_Data for this exercise_
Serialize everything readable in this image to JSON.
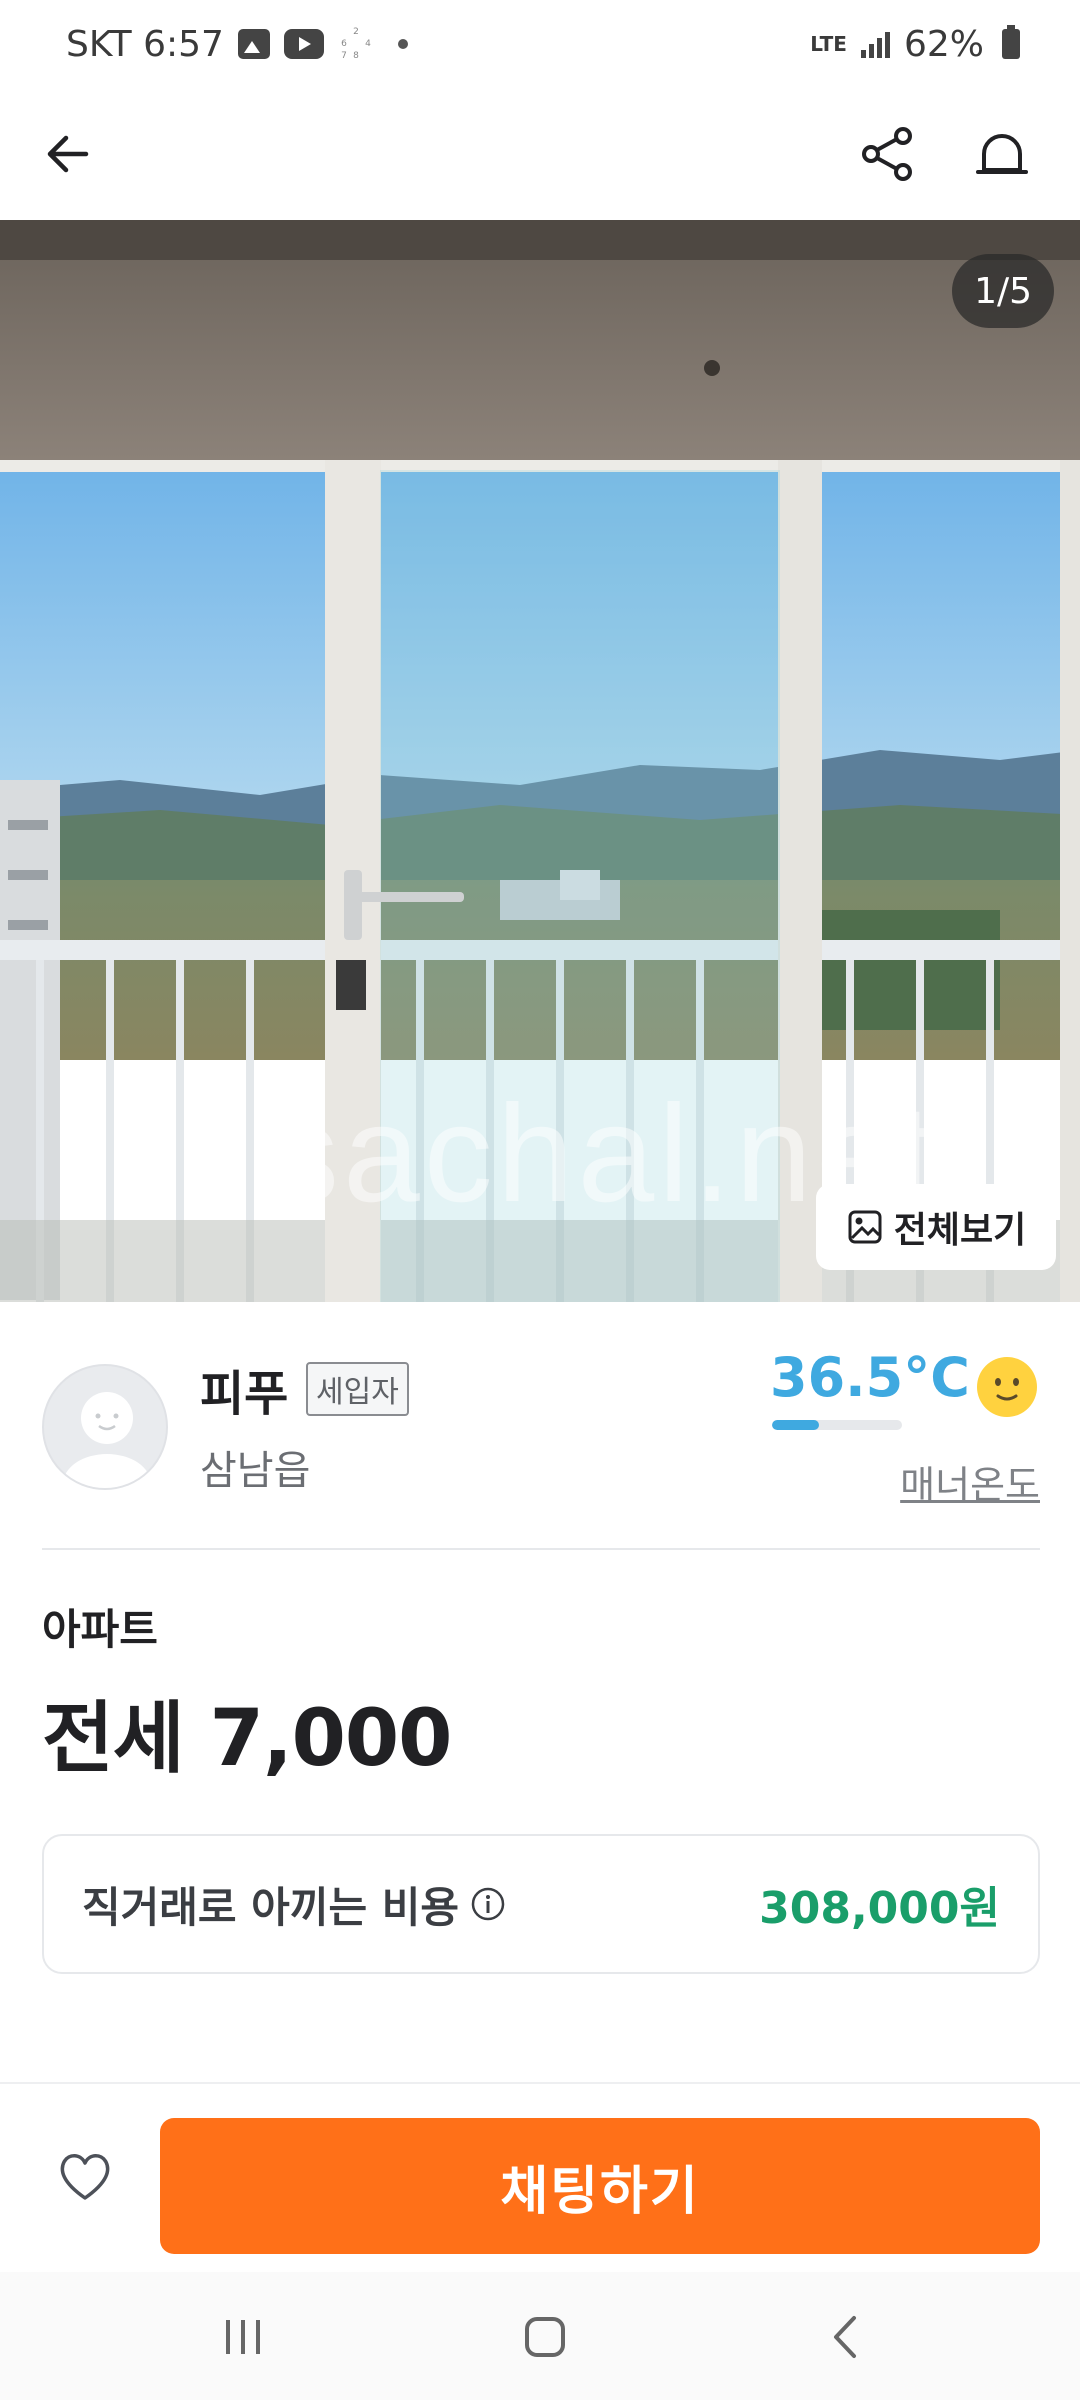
{
  "status_bar": {
    "carrier_time": "SKT 6:57",
    "network": "LTE",
    "battery": "62%"
  },
  "photo": {
    "indicator": "1/5",
    "watermark": "sachal.net",
    "view_all_label": "전체보기"
  },
  "seller": {
    "nickname": "피푸",
    "role_badge": "세입자",
    "location": "삼남읍",
    "temperature": "36.5°C",
    "temperature_level": 0.365,
    "manner_label": "매너온도"
  },
  "listing": {
    "category": "아파트",
    "price": "전세 7,000"
  },
  "savings": {
    "label": "직거래로 아끼는 비용",
    "amount": "308,000원"
  },
  "actions": {
    "chat_label": "채팅하기"
  },
  "colors": {
    "accent_orange": "#ff7018",
    "temperature_blue": "#3fa9e0",
    "savings_green": "#1a9e6a"
  }
}
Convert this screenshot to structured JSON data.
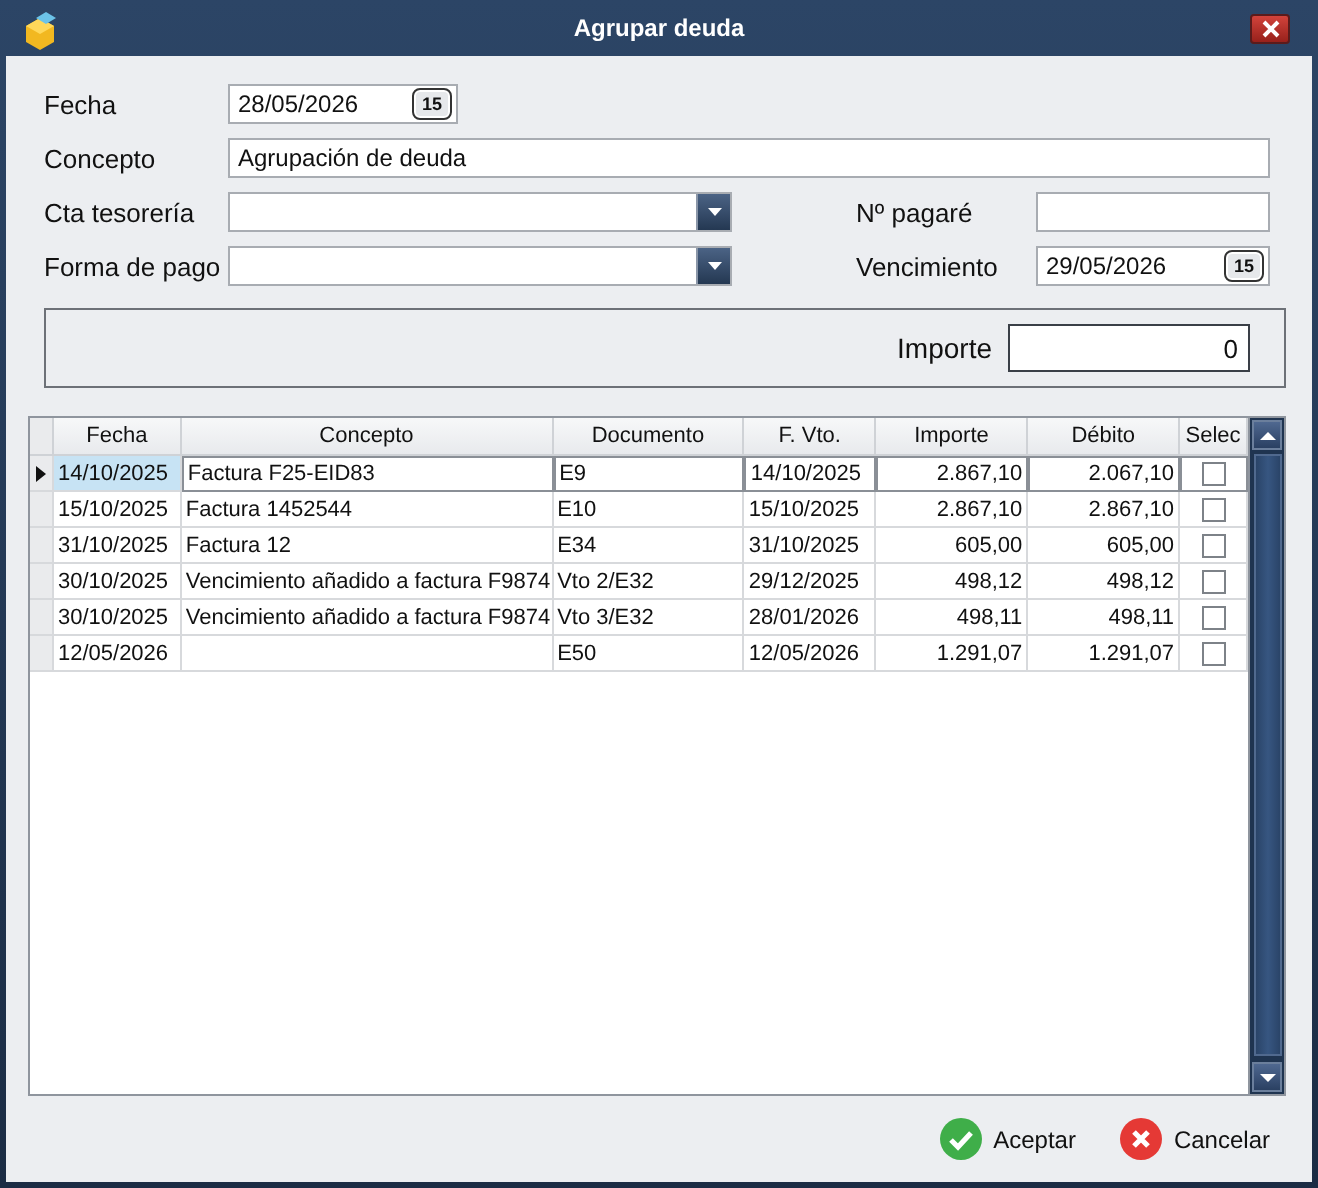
{
  "window": {
    "title": "Agrupar deuda"
  },
  "form": {
    "rows": [
      [
        {
          "label": "Fecha",
          "kind": "date",
          "value": "28/05/2026",
          "picker": "15"
        }
      ],
      [
        {
          "label": "Concepto",
          "kind": "text",
          "value": "Agrupación de deuda"
        }
      ],
      [
        {
          "label": "Cta tesorería",
          "kind": "combo"
        },
        {
          "label": "Nº pagaré",
          "kind": "text"
        }
      ],
      [
        {
          "label": "Forma de pago",
          "kind": "combo"
        },
        {
          "label": "Vencimiento",
          "kind": "date",
          "value": "29/05/2026",
          "picker": "15"
        }
      ]
    ]
  },
  "total": {
    "label": "Importe",
    "value": "0"
  },
  "table": {
    "columns": [
      {
        "label": "Fecha",
        "kind": "text"
      },
      {
        "label": "Concepto",
        "kind": "text"
      },
      {
        "label": "Documento",
        "kind": "text"
      },
      {
        "label": "F. Vto.",
        "kind": "text"
      },
      {
        "label": "Importe",
        "kind": "number"
      },
      {
        "label": "Débito",
        "kind": "number"
      },
      {
        "label": "Selec",
        "kind": "check"
      }
    ],
    "rows": [
      {
        "current": true,
        "cells": [
          "14/10/2025",
          "Factura F25-EID83",
          "E9",
          "14/10/2025",
          "2.867,10",
          "2.067,10"
        ],
        "checked": false
      },
      {
        "current": false,
        "cells": [
          "15/10/2025",
          "Factura 1452544",
          "E10",
          "15/10/2025",
          "2.867,10",
          "2.867,10"
        ],
        "checked": false
      },
      {
        "current": false,
        "cells": [
          "31/10/2025",
          "Factura 12",
          "E34",
          "31/10/2025",
          "605,00",
          "605,00"
        ],
        "checked": false
      },
      {
        "current": false,
        "cells": [
          "30/10/2025",
          "Vencimiento añadido a factura F9874",
          "Vto 2/E32",
          "29/12/2025",
          "498,12",
          "498,12"
        ],
        "checked": false
      },
      {
        "current": false,
        "cells": [
          "30/10/2025",
          "Vencimiento añadido a factura F9874",
          "Vto 3/E32",
          "28/01/2026",
          "498,11",
          "498,11"
        ],
        "checked": false
      },
      {
        "current": false,
        "cells": [
          "12/05/2026",
          null,
          "E50",
          "12/05/2026",
          "1.291,07",
          "1.291,07"
        ],
        "checked": false
      }
    ]
  },
  "buttons": [
    {
      "label": "Aceptar",
      "kind": "accept"
    },
    {
      "label": "Cancelar",
      "kind": "cancel"
    }
  ]
}
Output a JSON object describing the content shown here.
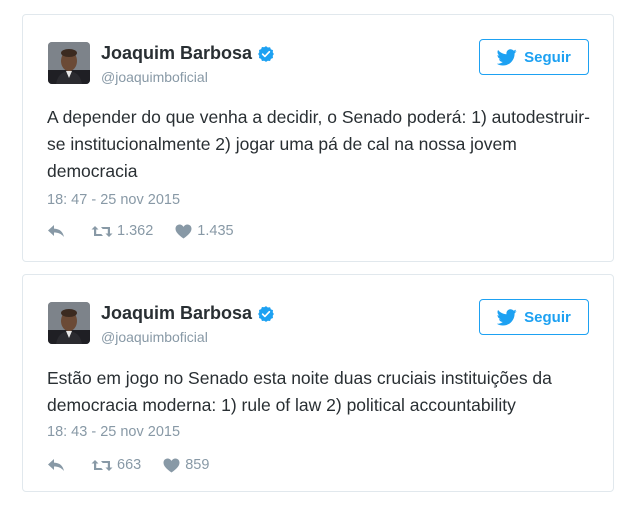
{
  "tweets": [
    {
      "author_name": "Joaquim Barbosa",
      "handle": "@joaquimboficial",
      "follow_label": "Seguir",
      "text": "A depender do que venha a decidir, o Senado poderá: 1) autodestruir-se institucionalmente 2) jogar uma pá de cal na nossa jovem democracia",
      "timestamp": "18: 47 - 25 nov 2015",
      "retweets": "1.362",
      "likes": "1.435"
    },
    {
      "author_name": "Joaquim Barbosa",
      "handle": "@joaquimboficial",
      "follow_label": "Seguir",
      "text": "Estão em jogo no Senado esta noite duas cruciais instituições da democracia moderna: 1) rule of law 2) political accountability",
      "timestamp": "18: 43 - 25 nov 2015",
      "retweets": "663",
      "likes": "859"
    }
  ],
  "icons": {
    "verified": "verified-badge-icon",
    "bird": "twitter-bird-icon",
    "reply": "reply-icon",
    "retweet": "retweet-icon",
    "like": "heart-icon"
  },
  "colors": {
    "accent": "#1da1f2",
    "muted": "#8899a6",
    "text": "#292f33",
    "border": "#e1e8ed"
  }
}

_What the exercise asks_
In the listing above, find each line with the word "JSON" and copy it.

_Final answer_
Serialize everything readable in this image to JSON.
Convert this screenshot to structured JSON data.
Output a JSON object describing the content shown here.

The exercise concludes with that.